"Promoting sport can bring a wide range of benefits to the community, such as healthy lifestyles, positive values and solidarity, but I don't think the Hong Kong government has done enough on this area," Wei Jizhong, president of volleyball's governing body, the FIVB, said.
"Many countries and regions are putting in a lot of effort to develop sport and, as a modern city, Hong Kong has the right environment.
"In the eyes of many outsiders, Hong Kong is a society where money always comes first, a world financial centre with people spending all their efforts on maximising individual profit.
"But if Hong Kong can host a successful East Asian Games it could change the outsiders' impression and help develop sports for the future."
Wei was speaking at the volleyball World Grand Prix qualifying tournament at the Hong Kong Coliseum.
He pointed to Macau as an example of an effective approach, where the government has backed the hosting of a series of major international sporting events and cultural activities in an effort to broaden its "gambling city" image.
Wei, a former secretary-general of the Chinese Olympic Committee and now an adviser to the 2010 Guangzhou Asian Games, said a successful Games could not happen without the help of government.
"The Beijing Olympic Games is a good example. It would not have been the huge success it was without the full backing of the Chinese government and Hong Kong should realise this," he said.
"Also, the results of home athletes will be important when Hong Kong people come to judge how successful the East Asian Games have been. They may forget the Games after one or two years, but the achievements of Hong Kong athletes will always stay in their mind."
Success by Hong Kong athletes in December should be used by administrators to form a building block for developing effective long-term sports policy, he said.
The government set a budget of HK$240 million for the 2009 East Asian Games from December 5-13 and has set up an East Asian Games Company to run them. Half of this amount was raised by the private sector.
The government has also injected HK$1 billion for building and renovating facilities for the Games, which feature 22 sports.
August 26th, 2009, 04:49 PM
August 15th, 2010, 03:23 PM
Canto-pop star Gloria Tang to follow in footsteps of the big names with solo gigs
5 July 2010
South China Morning Post
Canto-pop singer Gloria Tang Chi-kei, better known as G.E.M., will take the stage at the Hong Kong Coliseum in December or January next year, making the 19-year-old the youngest singer to have a solo concert at the prestigious venue.
"I'm really happy I can have this opportunity," said Tang, at the Hong Kong Outstanding Youth Awards ceremony at the Convention and Exhibition Centre on Friday. She sang with the 30 award winners on stage.
With only three studio albums under her belt after a two-year career, Tang is worried about her concert programme, despite having still months to prepare.

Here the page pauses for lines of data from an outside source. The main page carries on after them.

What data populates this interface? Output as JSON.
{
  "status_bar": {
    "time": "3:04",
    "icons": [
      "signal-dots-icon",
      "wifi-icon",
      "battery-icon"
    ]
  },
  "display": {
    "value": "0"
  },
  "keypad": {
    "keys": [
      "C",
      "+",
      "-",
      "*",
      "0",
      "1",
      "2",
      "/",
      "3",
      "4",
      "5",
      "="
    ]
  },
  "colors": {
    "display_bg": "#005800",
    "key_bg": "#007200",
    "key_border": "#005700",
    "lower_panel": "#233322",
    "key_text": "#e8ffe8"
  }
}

"I only have about 20 songs. I'll probably need to sing a lot of covers as well," Tang said. She said it was an honour to perform on the same stage as some of the city's top singers, including Leslie Cheung Kwok-wing, Anita Mui Yim-fong and Andy Lau Tak-wah.

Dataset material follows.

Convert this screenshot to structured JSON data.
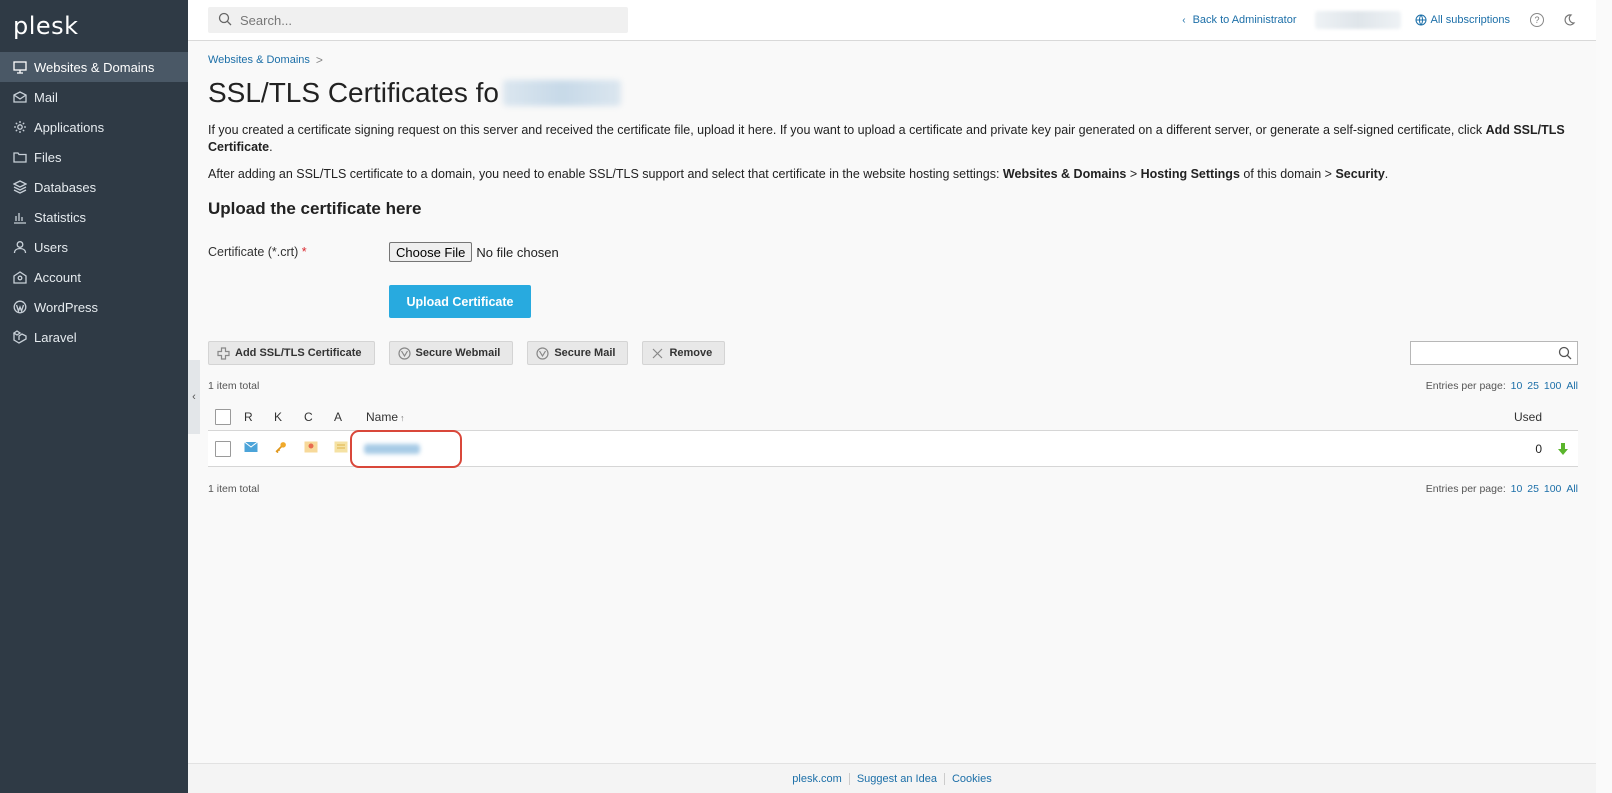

"I'm not sure if my career is progressing too fast and smooth. I'm definitely going to work my hardest," Tang said.
She didn't seem too worried about ticket sales for her upcoming concerts.
"I don't want to think too much because it will only put pressure on me. When I was preparing for my concert last November in Star Hall, I got so stressed out and had to see a doctor more than 10 times in a month."

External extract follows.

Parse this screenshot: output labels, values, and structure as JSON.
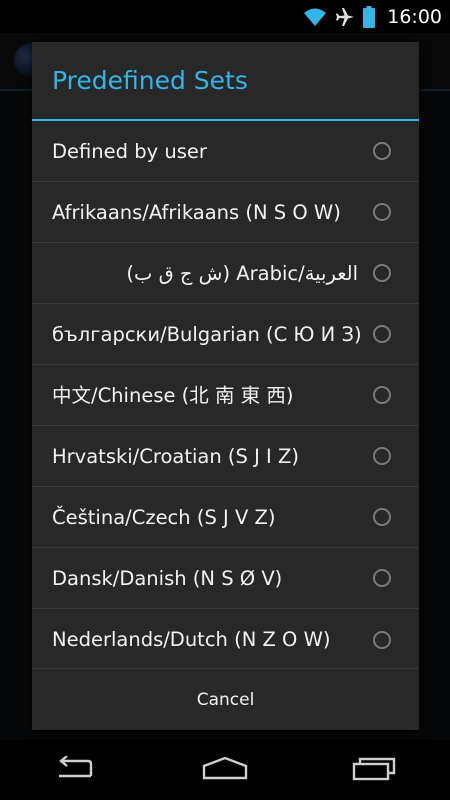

September 3rd, 2010, 08:20 PM
2009 East Asian Games Closing Ceremony
Source : http://www.pbase.com/alandreamworks/eag_closing
September 10th, 2010, 02:50 PM
Great venue. I went there whilst visiting Hong Kong and saw a great show. Well worth a visit if there's something good on when passing through the city.